It’s a bit ironic that on the web site I have set up for – among other things – testing purposes, I have a seemingly unresolvable issue with Jetpack’s Photon.
So what is Photon?
To quote the official documentation, “Photon is an image acceleration and editing service for sites hosted on WordPress.com or on Jetpack-connected WordPress sites. That means less load on your host and faster images for your readers.”
So how does this really work? Enabling Photon will allow Jetpack to copy and distribute your images on wordpress.com servers around the world and serve them to the viewer’s browser from those servers instead of your hosting service provide3r’s actual server. This will speed up your site because:
- WordPress.com servers are likely faster than your host’s server
- WordPress.com servers are distributed around the world, so your images will be served from a server closest to the request, which will allow for greater download speeds
- Photon will store your images in several sizes and send the appropriate image for each request; ie if the request is for an 400x400px image, Photon will take care to serve the actual 400x400px image instead of a larger image which would unnecessarily slow down the download
And the best part is that all you have to do to use it is click one simple button..!
Is it really worth it?
Is the resulting speed-up really worth the one-click trouble? If you want an in-depth analysis, check out this great article by Dave Warfel on this subject.
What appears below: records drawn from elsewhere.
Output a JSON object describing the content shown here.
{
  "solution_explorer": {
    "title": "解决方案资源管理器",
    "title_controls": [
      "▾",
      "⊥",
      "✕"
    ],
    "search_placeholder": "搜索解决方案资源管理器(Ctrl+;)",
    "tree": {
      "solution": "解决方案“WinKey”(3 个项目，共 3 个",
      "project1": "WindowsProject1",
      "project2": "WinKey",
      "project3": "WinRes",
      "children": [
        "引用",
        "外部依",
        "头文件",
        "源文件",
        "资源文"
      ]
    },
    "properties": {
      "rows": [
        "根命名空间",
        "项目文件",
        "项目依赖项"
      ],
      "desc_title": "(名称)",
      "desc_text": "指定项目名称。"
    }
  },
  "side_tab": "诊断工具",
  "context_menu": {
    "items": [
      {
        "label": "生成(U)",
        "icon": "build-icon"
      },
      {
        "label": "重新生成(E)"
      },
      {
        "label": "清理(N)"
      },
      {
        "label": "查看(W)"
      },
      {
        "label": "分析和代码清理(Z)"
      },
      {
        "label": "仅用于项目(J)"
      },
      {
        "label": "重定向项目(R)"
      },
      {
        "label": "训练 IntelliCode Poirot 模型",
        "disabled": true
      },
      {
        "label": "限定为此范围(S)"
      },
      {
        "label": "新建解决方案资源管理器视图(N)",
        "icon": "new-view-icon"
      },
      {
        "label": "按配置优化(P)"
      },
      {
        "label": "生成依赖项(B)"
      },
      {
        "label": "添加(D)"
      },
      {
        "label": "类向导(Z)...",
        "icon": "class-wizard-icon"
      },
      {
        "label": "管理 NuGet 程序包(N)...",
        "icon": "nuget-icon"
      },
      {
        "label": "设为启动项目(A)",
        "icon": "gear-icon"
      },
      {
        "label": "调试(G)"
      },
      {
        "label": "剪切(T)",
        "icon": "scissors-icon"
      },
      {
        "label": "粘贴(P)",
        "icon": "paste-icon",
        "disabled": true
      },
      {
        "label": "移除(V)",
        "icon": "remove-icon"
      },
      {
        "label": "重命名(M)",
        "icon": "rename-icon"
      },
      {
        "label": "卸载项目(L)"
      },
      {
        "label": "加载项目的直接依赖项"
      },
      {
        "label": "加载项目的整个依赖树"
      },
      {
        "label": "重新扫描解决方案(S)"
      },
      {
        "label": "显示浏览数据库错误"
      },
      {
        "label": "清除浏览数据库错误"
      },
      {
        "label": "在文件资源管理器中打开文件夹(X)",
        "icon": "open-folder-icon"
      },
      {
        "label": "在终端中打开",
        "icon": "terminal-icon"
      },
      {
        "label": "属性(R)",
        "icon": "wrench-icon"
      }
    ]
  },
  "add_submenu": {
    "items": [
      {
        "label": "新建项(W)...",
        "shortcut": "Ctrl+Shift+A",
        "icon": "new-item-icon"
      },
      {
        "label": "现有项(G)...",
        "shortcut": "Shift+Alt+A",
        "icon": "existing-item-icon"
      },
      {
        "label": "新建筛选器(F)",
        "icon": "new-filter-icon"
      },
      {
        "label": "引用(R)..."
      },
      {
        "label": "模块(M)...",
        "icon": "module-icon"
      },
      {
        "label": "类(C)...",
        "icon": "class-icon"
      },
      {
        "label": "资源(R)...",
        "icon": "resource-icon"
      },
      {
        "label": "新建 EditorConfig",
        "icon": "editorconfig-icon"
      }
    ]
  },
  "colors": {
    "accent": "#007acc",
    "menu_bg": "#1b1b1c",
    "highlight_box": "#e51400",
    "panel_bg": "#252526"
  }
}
If you just want a short answer, for sites that serve multiple images per page or post, it’s definitely worth a shot.
Are there any pitfalls to this approach? Well, an obvious one is that your images will get copied – multiple times – to some servers where you have no control over them, or your copyright. If this worries you, see what Robin Cornett says on this subject in his Think twice about using Photon article, and decide for yourself if the risk is worth it.
For me personally, on this site, the concerns about copyright and image distribution issues are non-existent, so I sure do want to use Photon. Additional points are that it’s there with Jetpack anyway, and it’s Free, so – why not?
Also, the annoying “Must be enabled to use tiled galleries” notion leans me in the “hell yeah” direction: I hate crowding my sites with superfluous plug-ins, and I’d really love to use the one I already have installed to get as much as possible done.
So what’s the problem
Because apparently something doesn’t work. By enabling Photon, all of my images on this web site get broken and don’t display at all. What the Hell!??! Now, while pretty neat, Photon really isn’t necessary, so I could resolve this issue just by turning it off – but #1 – I don’t like such easy solutions, and #2 – I have found that resolving such issues often results in a broad learning experience. So let us dig in!
By studying the official documentation, in the Limitations section I have stumbled upon this little bit of information:
- We only fetch, resize, and serve gif, png, and jpg images from servers that listen on port 80 for HTTP and port 443 for HTTPS. This is about 99.99% of the web servers in the world. If you are having issues, please try using this filter.
So, it figures my server would be in the 0.01%, right?Overall, it’s likely an SSL issue since I’m on a free-hosted web service and I didn’t really bother with the SSL certificates on this site.
So the documentation says I should add a bit of code, somewhere, somehow. Since the referenced bit of code seems to be an action, I checked out the How to use actions and filters article in Jetpack documentation and used the Code snippets plugin to apply the bit of code.
The bit of code that made sense to add was
apply_filters ( 'jetpack_photon_reject_https', true );
since the documentation claims the function defaults to “false” and yeah, it seems it does. However, this gave no results so I tried the less logical,
apply_filters ( 'jetpack_photon_reject_https', false);
solution. Sadly, so far none of them worked or caused any changes.
Why did you use a code snippets plugin?
Essentially, it’s important to not edit any code in WordPress you didn’t write yourself. If you modify any original code you are risking breaking your site due to one of the following scenarios:
- the theme or the plug-in could get updated and your code could get erased
- the theme or the plug-in could get updated and your code could cause some kind of a conflict
- your could decide to change the theme while forgetting which modifications you made, where, and why and your site would get broken
This is why it’s important to always use child themes in order to modify themes; create your own plug-ins if you need to modify plug-ins, or use a code snippets plug-in for minor modifications.